Our plant sales raise vital funds and wouldn't be possible without the help of our volunteers
two volunteers accept money for payment of plants at our spring plant fair
Our plant sales raise vital funds and wouldn't be possible without the help of our volunteers

Survey group

Taking measurements from a dipwell
Two men take measurements from a dipwell against a moorland backdrop
Taking measurements from a dipwell

Our survey group volunteers meet regularly to survey and monitor the moorland. The research they carry out helps us to identify some of the most important ecological issues affecting Marsden Moor.

Let’s take a look at a few of the tasks they undertake…

Monitoring plants and animals

Where can we find the important plants and animals on the moorland? Are they species of special interest? Are they under-represented in the area? These are the kind of questions our group of survey volunteers try to find the answers to so they can contribute to the Landscape Outdoors and Nature (LON) monitoring schemes for plants, birds, butterflies and bats.

A Snipe

Measuring peat depths

In collaboration with Leeds University and Yorkshire Water, the survey group systematically measures the depth of the peat on White Moss and Birk Moss. Their findings help us to help assess how big the peat resource is, since peat bog performs an essential role in reducing flood risk and is an important nature conservation resource.

Reviewing the growth of sphagnum
Several Members of Marsden Moor  Survey Group looking at sphagnum implants on the moor
Reviewing the growth of sphagnum

Collecting data for land management

The group regularly downloads data collected by instruments set up on Dan Clough Moss as part of the Environmental Monitoring Scheme (EMS). The data is then processed by Moors for the Future to give a wide-ranging regional picture.

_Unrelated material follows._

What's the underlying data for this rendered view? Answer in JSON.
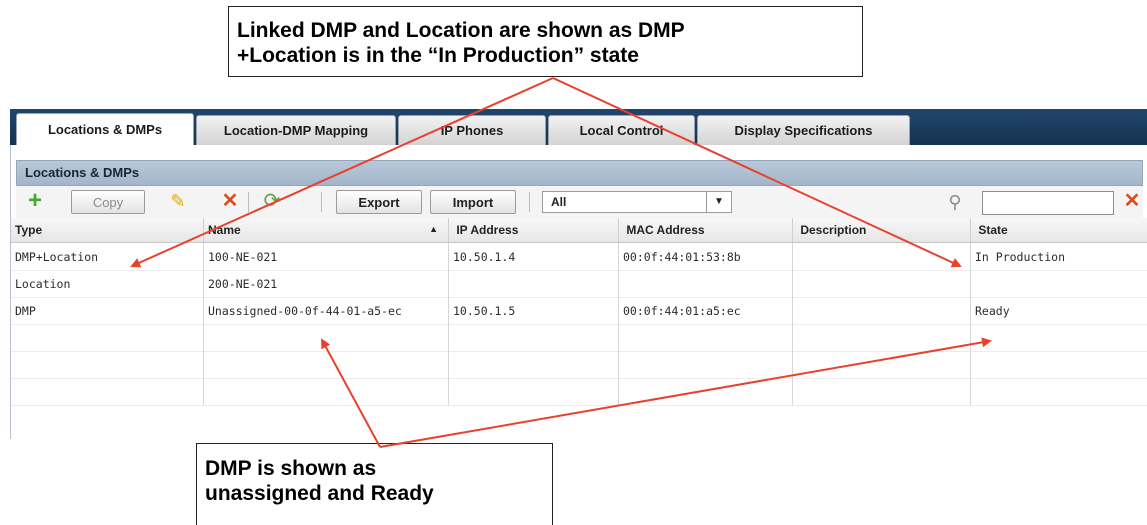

Collecting data in this way is one of the ways to find how the changing climate is affecting the moor and to find the best way to manage the land for biodiversity.

How many volunteers does it take to fix a fence?
Volunteers and rangers fix a large gate
How many volunteers does it take to fix a fence?

Monitoring gates, fences and stiles

There are miles of fencing and a huge collection of stiles and gates on Marsden Moor, all of which need to be safe and fit for purpose. Our survey group regularly walk the fence lines to identify where work is needed.

" After retiring I joined the Monday conservation group. What a privilege it is to be saving the moorland landscape with like-minded colleagues from all walks of life."
- Alan Schofield

Further reading...

For a more in-depth look at the work of our survey group volunteers, a selection of their written reports are availble to download. 

Creating firebreaks in molinia (PDF / 1.3MB) download

Sphagnum introduction at White Moss (PDF / 0.7MB) download

Site suitability for molinia management (PDF / 1.8MB) download

Plant cover and favourable condition in blanket mire (PDF / 1.5MB) download

Introduction to geology (PDF / 3.9MB) download

Buckstones dams; condition and effectiveness (PDF / 2.3MB) download

Becoming a volunteer

PLEASE NOTE: Volunteer recruitment is currently on hold due to the coronavirus outbreak. Please keep checking our Facebook page for the most up to date information.

Giving up time to volunteer is rewarding work and plays a crucial role in helping us to continue to protect and conserve the special landscape that we love. We couldn’t do it without them.

If you think you might be interested in volunteering with the National Trust at Marsden Moor, you can find all our volunteer vacancies online and on our Facebook page.

Corporate volunteering or Employer supported volunteering.

Get your team away from the office and help one of your local National Trust sites.
For more information please contact the team marsdenmoor@nationaltrust.org.uk